However, there were no specific warnings provided with the
product that fumes produced from a combination of sulfuric acid
and bleach, when inhaled, can cause brain damage. (Siegal Tr.
22-23). Before using Clobber, the Plaintiff asked the occupant of
the home whether she had used any drain cleaning chemicals. Even
though he knew that laundry appliances in the basement emptied
into the drain into which he poured the Clobber, (Hoffman Tr.
65), Plaintiff did not ask whether bleach had been used recently
and later admitted that he "never thought of bleach at the time."
(Hoffman Tr. 77-78). Many household laundry bleaches consist of a
solution of sodium hypochlorite in water; when sodium
hypochlorite comes into contact with acid, a violent chemical
reaction occurs in which a chlorine is released. (Scholer Dep.
After seeing the "stars and dots," Plaintiff recalls going
upstairs, lying on the concrete outside the house, re-entering
the house and falling on the floor, nauseated. (Hoffman Tr. 70-72).
The elderly woman who resided there told him he had fallen down
the steps outside the house. (Hoffman Tr. 72). She was the only
person present at 1345 Country Court on May 17, 2001 while
Plaintiff was working, and she is since deceased. (Pl. Ans. to
1st Inter. ¶ 5(a)). Plaintiff was transported to a local
hospital, where he was found to have sustained a skull fracture
among other injuries. (Hoffman Tr. 24). Plaintiff also suffered a
subdural hematoma in his brain that required immediate surgery.
He suffered from severe dizziness, vomiting, upper back pain and
headache and lightheadedness.
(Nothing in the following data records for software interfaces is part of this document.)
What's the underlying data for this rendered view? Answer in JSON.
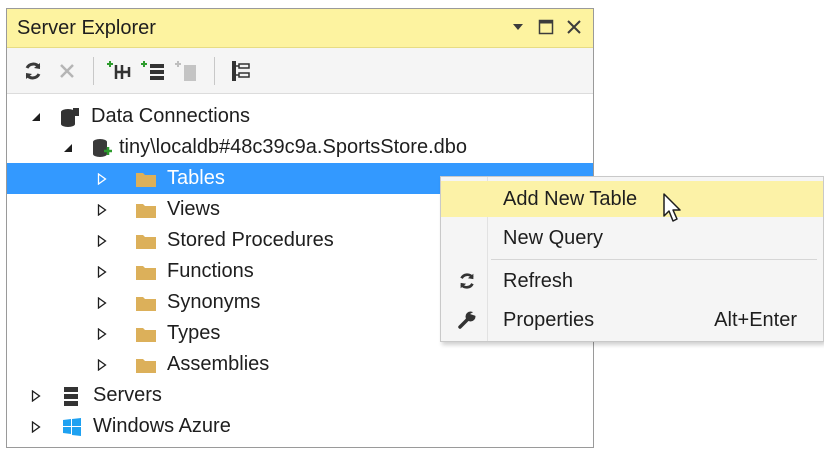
{
  "panel": {
    "title": "Server Explorer",
    "window_buttons": [
      "dropdown-arrow-icon",
      "maximize-icon",
      "close-icon"
    ]
  },
  "toolbar": {
    "tools": [
      "refresh-icon",
      "stop-icon",
      "connect-to-database-icon",
      "connect-to-server-icon",
      "connect-to-sharepoint-icon",
      "properties-icon"
    ]
  },
  "tree": {
    "data_connections": "Data Connections",
    "connection": "tiny\\localdb#48c39c9a.SportsStore.dbo",
    "items": [
      "Tables",
      "Views",
      "Stored Procedures",
      "Functions",
      "Synonyms",
      "Types",
      "Assemblies"
    ],
    "servers": "Servers",
    "azure": "Windows Azure",
    "selected": "Tables"
  },
  "context_menu": {
    "add_new_table": "Add New Table",
    "new_query": "New Query",
    "refresh": "Refresh",
    "properties": "Properties",
    "properties_shortcut": "Alt+Enter"
  },
  "colors": {
    "title_bar": "#fdf3a0",
    "selection": "#3399ff",
    "menu_highlight": "#fcf2a7",
    "folder": "#dcb05a"
  }
}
He had severe swelling, redness,
and injury to his eyes and eyelids. (EMS Patient Care ...